Whatever you think of the A-Levels...you're up against some of the UK's brightest grads. Deloitte also place a strong emphasis on their grads having good extra curricular activities, social skills and not being the type of people who were stuck in the books all day. (More so than many other equivalent or more prestigious firms.) Believe it or not people like this exist who still had the foresight to recognise the benefits of scraping a 2.1.
I'm sure you could do the job - but there is a certain profile that the Deloitte consulting model looks for and requires. It isn't defined by work experience or masters degree and definitely not by straight A grades.
There's the reasoning...but to be honest, I like your strength of expression and suspect with some Partner intervention you'll get through the hoops fine in the end.
Or will you?
Plemty of us here and in other decent and hlaf-decent firms were sharp enough and/or put enough work in to get the AAA-ABB and still have the social life (and back in the days before it all went modular) in sixth form... and played football, rugby, got blitzed all the way through university and still got 1sts or 2:1s. This is not willy waving, just statement of fact. I find it pretty weak that you seek to attribute your own somewhat modest academic achievements to your oh-so-rock'n'roll time in sixth form (lycee?) and university/school.
Deloitte does not require AAAA, preferably including chemistry and further maths, and a 1st from Oxford/Cambridge/Imperial/LSE. To meet its requirements you need only have some natural academic talent or to have applied yourslef; not both. It is clear that neither is applicable to you.
Dwell on the "injustice" all you like; the firm gets plenty of good applicants that it need not waste too much time on also-rans.
For all that I wouldn't be surprised if you wangle it. That would be a shame, though, when after all the time you have spent in another Deloitte firm you still feel the work adds no value. If you want something tangible, go and work in maunfacturing - and see if you, like me this year, will make your firm £3m, as I have saved this firm's clients at a 10th of the cost.
Why so much discussion over Deloitte anyway? :) Its a low quality company where all sorts of low life, non ranked university, low life achievers get jobs anyway.

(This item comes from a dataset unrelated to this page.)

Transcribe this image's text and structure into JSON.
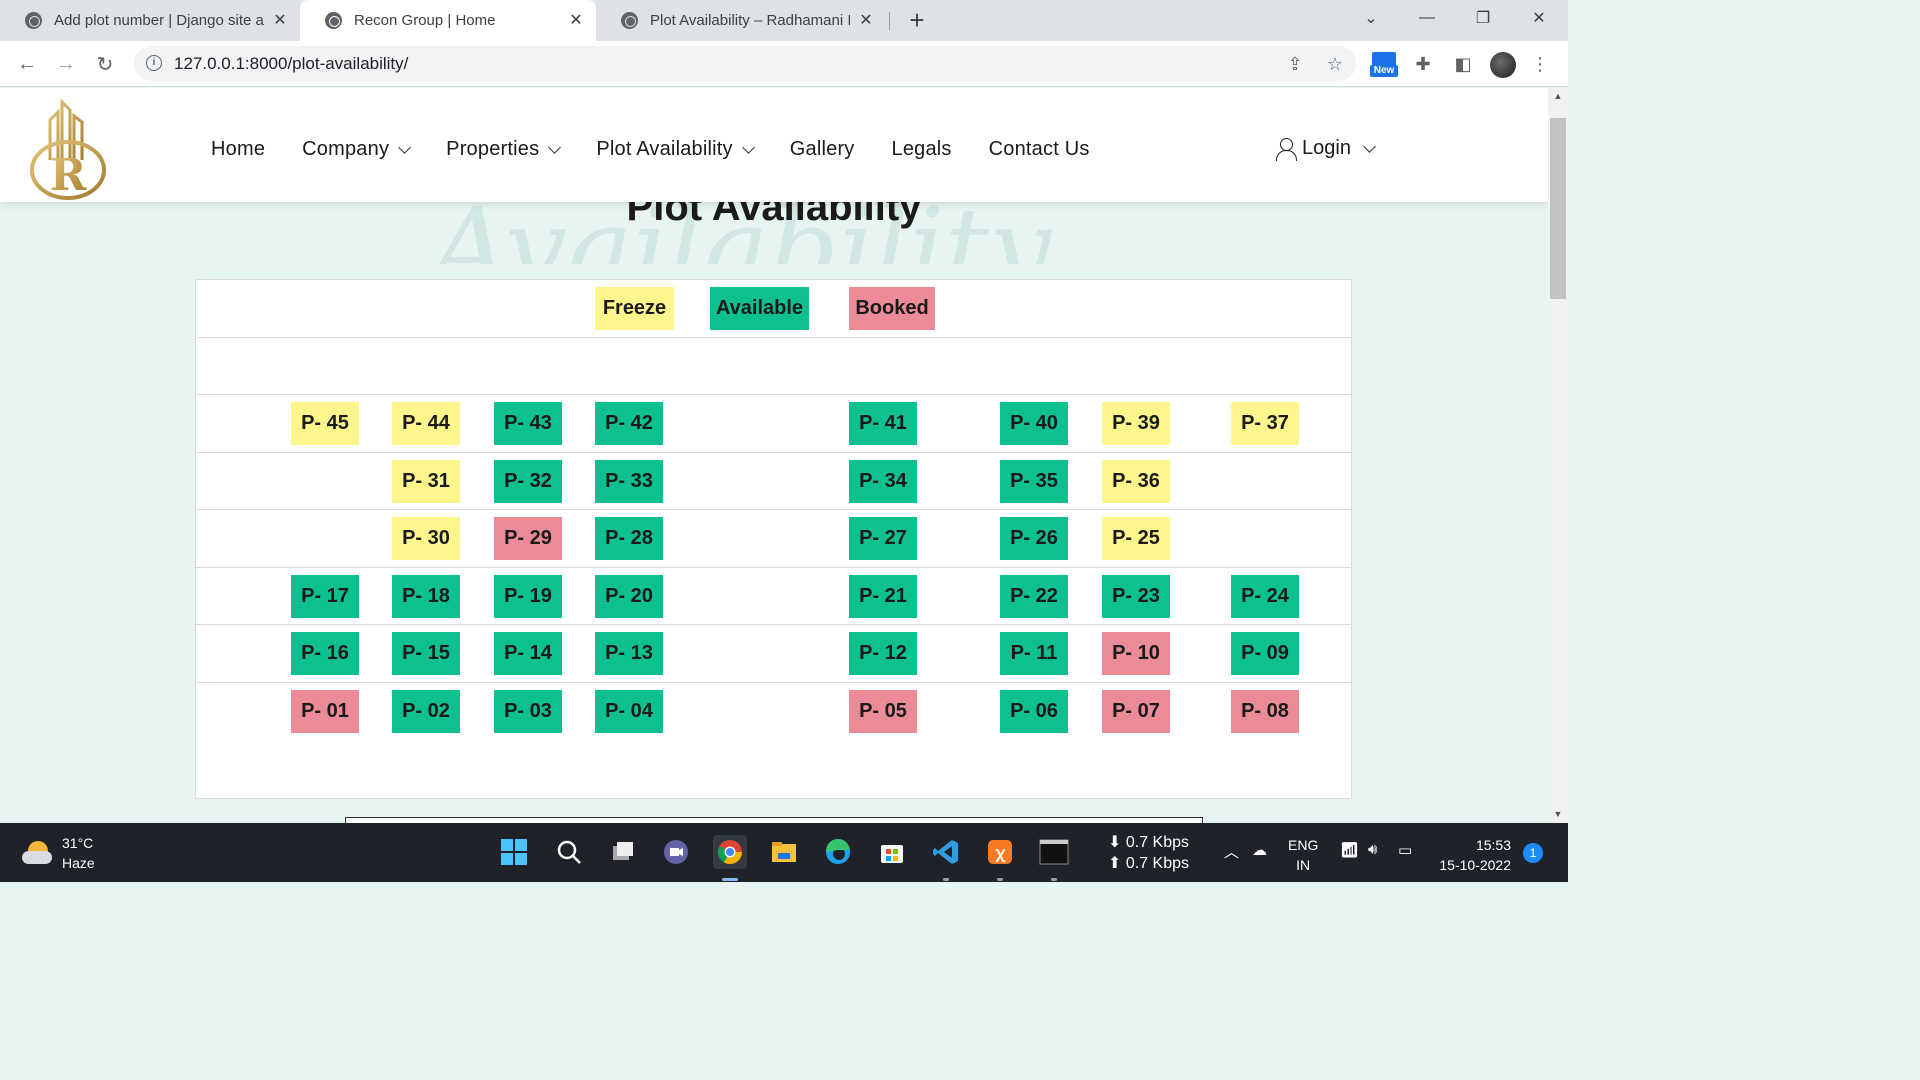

Sure they hire few top guys and sometimes make it hard for one or two people to get in - they have to pretend sometimes to be selective in their recruitment process, but lets face it, they are rubbish and shouldn't even be referred to as consultancy.
MSc, BA, 38/45 etc. Have you considered that maybe it's down to you being French?
I'd go for Mc Donalds in Paris and work 'till you're a whole 62!
Thank you for all the feedback.
Monsieur le pain: The analyst III role was not in audit, or at least in France it would be audit but in the UK I believe it falls under consulting, but in fiscal strategy implementation and the clients were all of the UK and US law firms (Clifford Chance, A&O, Norton Rose, Withers, Lathan & Watkins, etc...). Anyhow this is besides the point.
In general, as I already mentioned, it's not the above 2.2 that worries me (especially since it's from HEC's 4-year business administration program) because I can put that low grade against a First with distinction in the MSc.
What frustrates me is that fact that Deloitte's equivalent of a mere AAB at A-levels is a 38/45 at the International Baccalaureate (as already stated with a 39/45 one eligible to apply for Harvard's BA). This grade, according to Deloitte's HR, is what is hurting my application.
Second thing is that I landed an interview two days ago with Bain & Company, apparently all they care about is the MSc and the work experience, so it seems quite strange to ge through to Bain, without reccomendations, and not Deloitte.
This is what is confusing me.